* Task goal: With all images left out, restate the records below exactly as written.

--- START ---

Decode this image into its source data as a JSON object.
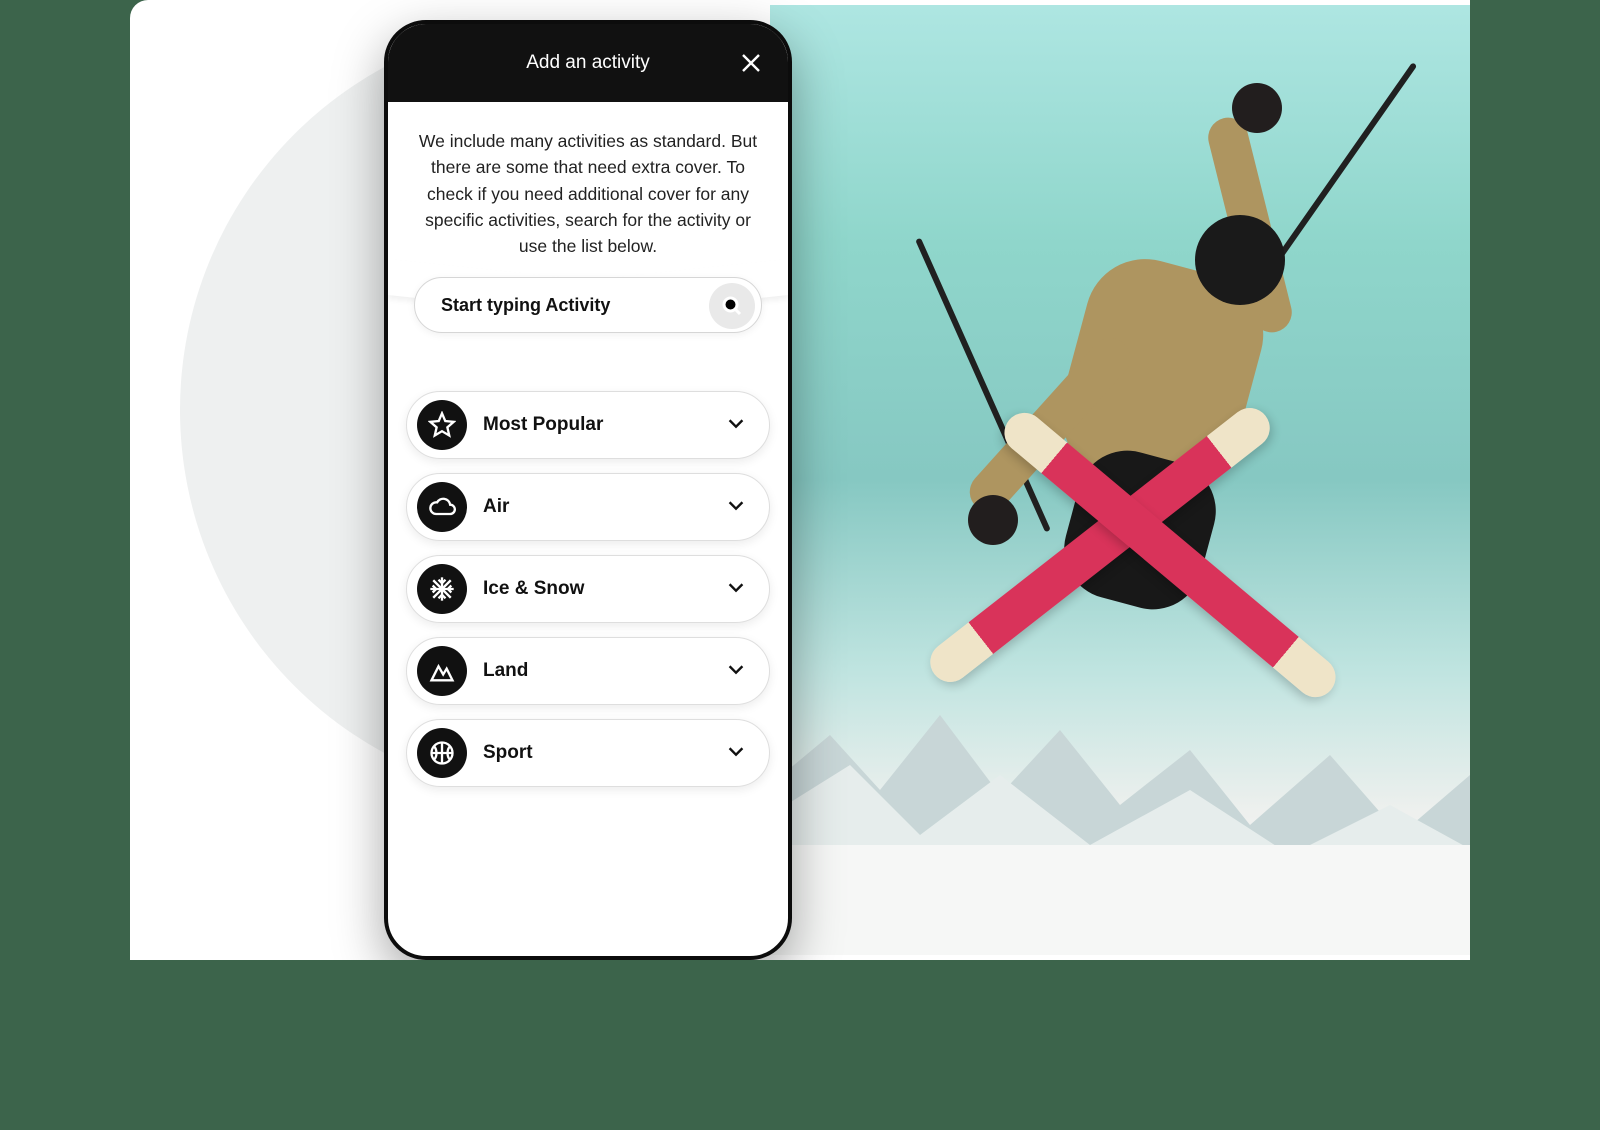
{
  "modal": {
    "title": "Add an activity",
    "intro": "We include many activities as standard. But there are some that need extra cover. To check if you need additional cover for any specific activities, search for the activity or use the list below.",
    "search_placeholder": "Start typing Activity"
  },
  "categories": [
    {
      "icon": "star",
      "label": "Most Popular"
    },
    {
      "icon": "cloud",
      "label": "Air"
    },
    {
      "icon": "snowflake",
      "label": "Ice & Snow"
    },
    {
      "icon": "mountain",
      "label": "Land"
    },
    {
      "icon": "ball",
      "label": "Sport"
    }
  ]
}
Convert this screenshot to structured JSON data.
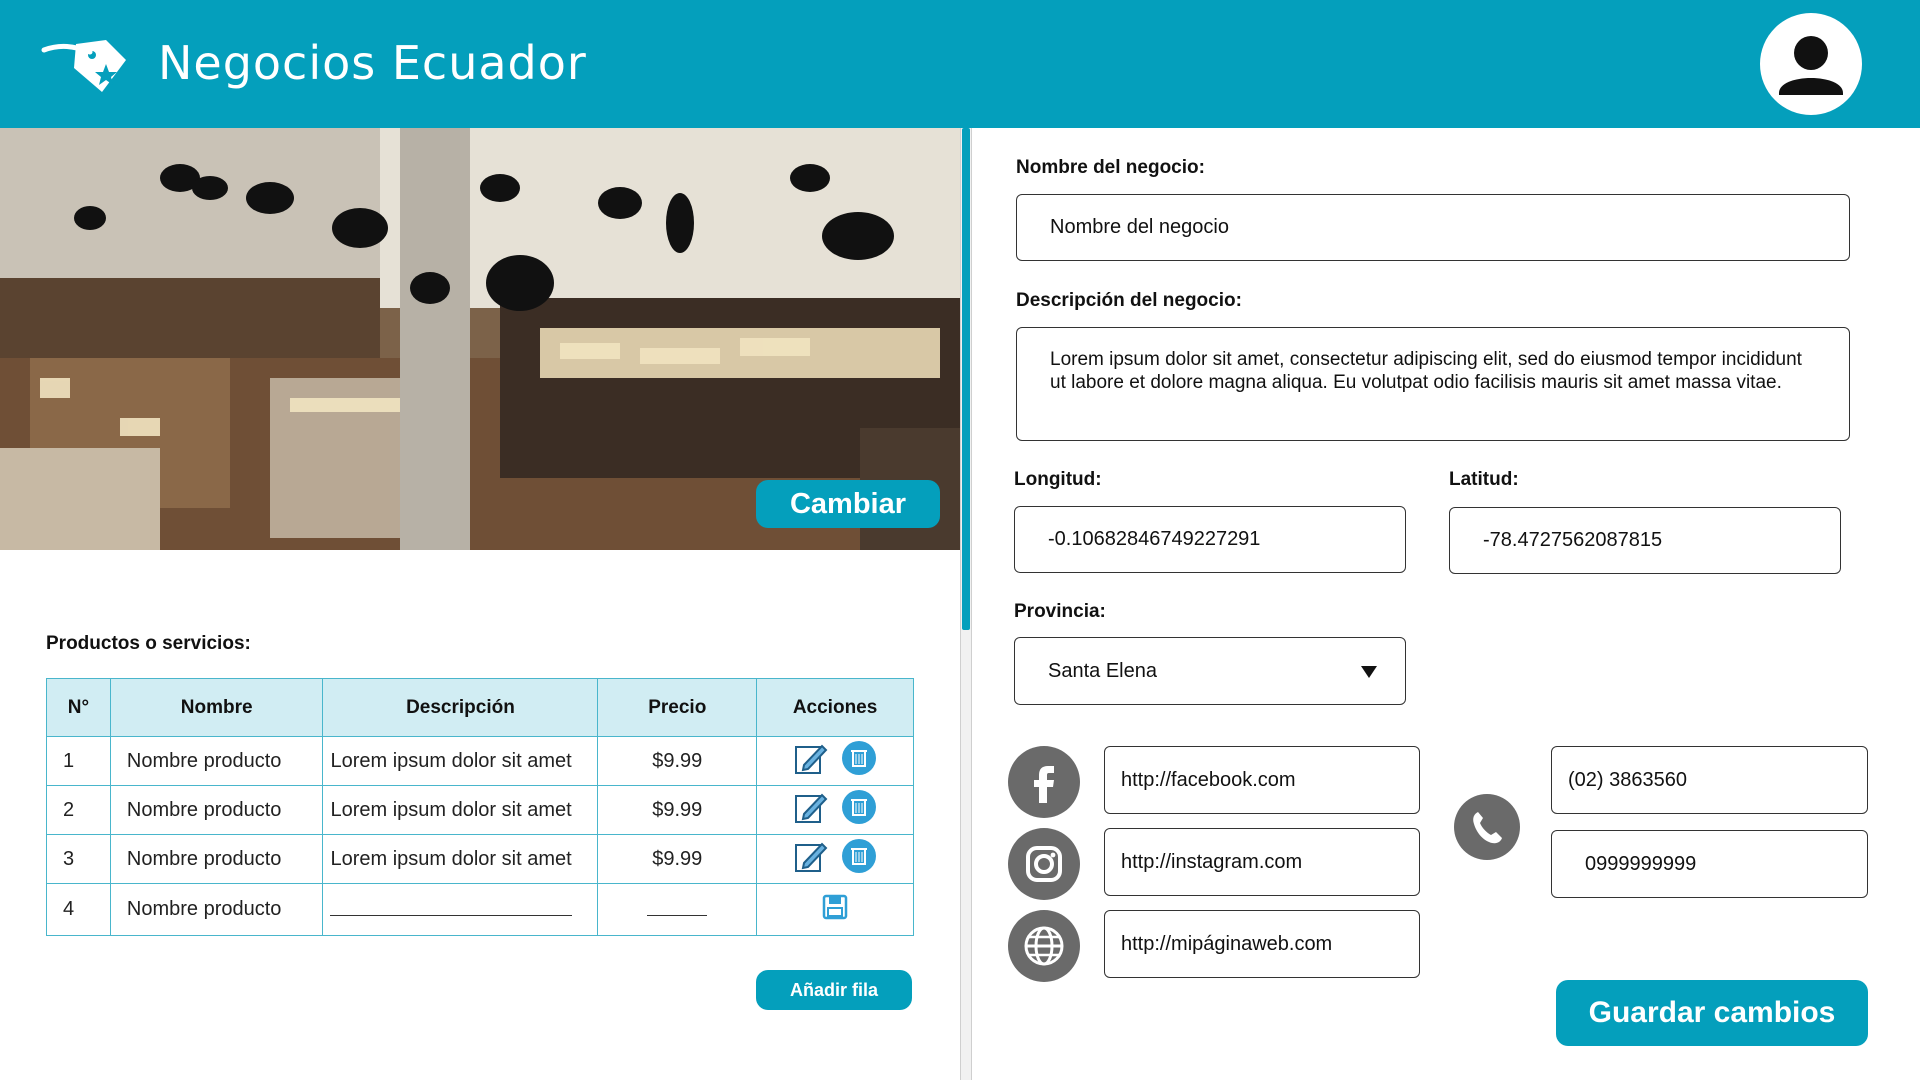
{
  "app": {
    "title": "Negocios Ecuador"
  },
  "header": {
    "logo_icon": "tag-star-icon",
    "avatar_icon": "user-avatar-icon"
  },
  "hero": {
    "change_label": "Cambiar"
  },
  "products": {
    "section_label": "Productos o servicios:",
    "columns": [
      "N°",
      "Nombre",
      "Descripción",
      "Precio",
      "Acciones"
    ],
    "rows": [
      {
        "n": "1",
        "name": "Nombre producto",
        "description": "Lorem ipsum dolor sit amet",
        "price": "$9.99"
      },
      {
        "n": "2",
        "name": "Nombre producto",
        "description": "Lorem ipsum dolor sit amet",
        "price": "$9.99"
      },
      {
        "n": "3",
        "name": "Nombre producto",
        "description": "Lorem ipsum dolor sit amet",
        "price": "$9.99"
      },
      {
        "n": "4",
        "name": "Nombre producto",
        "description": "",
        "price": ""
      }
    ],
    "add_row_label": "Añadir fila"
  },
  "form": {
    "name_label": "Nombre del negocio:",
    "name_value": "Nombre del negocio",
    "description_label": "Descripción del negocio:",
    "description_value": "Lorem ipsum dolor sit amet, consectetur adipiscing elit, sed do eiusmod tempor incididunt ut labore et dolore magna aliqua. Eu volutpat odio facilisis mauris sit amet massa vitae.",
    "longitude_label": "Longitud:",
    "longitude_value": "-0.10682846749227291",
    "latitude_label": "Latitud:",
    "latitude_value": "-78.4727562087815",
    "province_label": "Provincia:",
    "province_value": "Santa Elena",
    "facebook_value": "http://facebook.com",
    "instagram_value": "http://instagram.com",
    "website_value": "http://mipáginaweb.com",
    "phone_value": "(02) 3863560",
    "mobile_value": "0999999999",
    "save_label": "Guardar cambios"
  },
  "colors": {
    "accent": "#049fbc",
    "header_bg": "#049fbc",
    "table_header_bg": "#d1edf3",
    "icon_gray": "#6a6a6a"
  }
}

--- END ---

* Answer below:
Decode this image into its source data as a JSON object.
{
  "modal": {
    "title": "Add an activity",
    "intro": "We include many activities as standard. But there are some that need extra cover. To check if you need additional cover for any specific activities, search for the activity or use the list below.",
    "search_placeholder": "Start typing Activity"
  },
  "categories": [
    {
      "icon": "star",
      "label": "Most Popular"
    },
    {
      "icon": "cloud",
      "label": "Air"
    },
    {
      "icon": "snowflake",
      "label": "Ice & Snow"
    },
    {
      "icon": "mountain",
      "label": "Land"
    },
    {
      "icon": "ball",
      "label": "Sport"
    }
  ]
}
Convert this screenshot to structured JSON data.
{
  "app": {
    "title": "Negocios Ecuador"
  },
  "header": {
    "logo_icon": "tag-star-icon",
    "avatar_icon": "user-avatar-icon"
  },
  "hero": {
    "change_label": "Cambiar"
  },
  "products": {
    "section_label": "Productos o servicios:",
    "columns": [
      "N°",
      "Nombre",
      "Descripción",
      "Precio",
      "Acciones"
    ],
    "rows": [
      {
        "n": "1",
        "name": "Nombre producto",
        "description": "Lorem ipsum dolor sit amet",
        "price": "$9.99"
      },
      {
        "n": "2",
        "name": "Nombre producto",
        "description": "Lorem ipsum dolor sit amet",
        "price": "$9.99"
      },
      {
        "n": "3",
        "name": "Nombre producto",
        "description": "Lorem ipsum dolor sit amet",
        "price": "$9.99"
      },
      {
        "n": "4",
        "name": "Nombre producto",
        "description": "",
        "price": ""
      }
    ],
    "add_row_label": "Añadir fila"
  },
  "form": {
    "name_label": "Nombre del negocio:",
    "name_value": "Nombre del negocio",
    "description_label": "Descripción del negocio:",
    "description_value": "Lorem ipsum dolor sit amet, consectetur adipiscing elit, sed do eiusmod tempor incididunt ut labore et dolore magna aliqua. Eu volutpat odio facilisis mauris sit amet massa vitae.",
    "longitude_label": "Longitud:",
    "longitude_value": "-0.10682846749227291",
    "latitude_label": "Latitud:",
    "latitude_value": "-78.4727562087815",
    "province_label": "Provincia:",
    "province_value": "Santa Elena",
    "facebook_value": "http://facebook.com",
    "instagram_value": "http://instagram.com",
    "website_value": "http://mipáginaweb.com",
    "phone_value": "(02) 3863560",
    "mobile_value": "0999999999",
    "save_label": "Guardar cambios"
  },
  "colors": {
    "accent": "#049fbc",
    "header_bg": "#049fbc",
    "table_header_bg": "#d1edf3",
    "icon_gray": "#6a6a6a"
  }
}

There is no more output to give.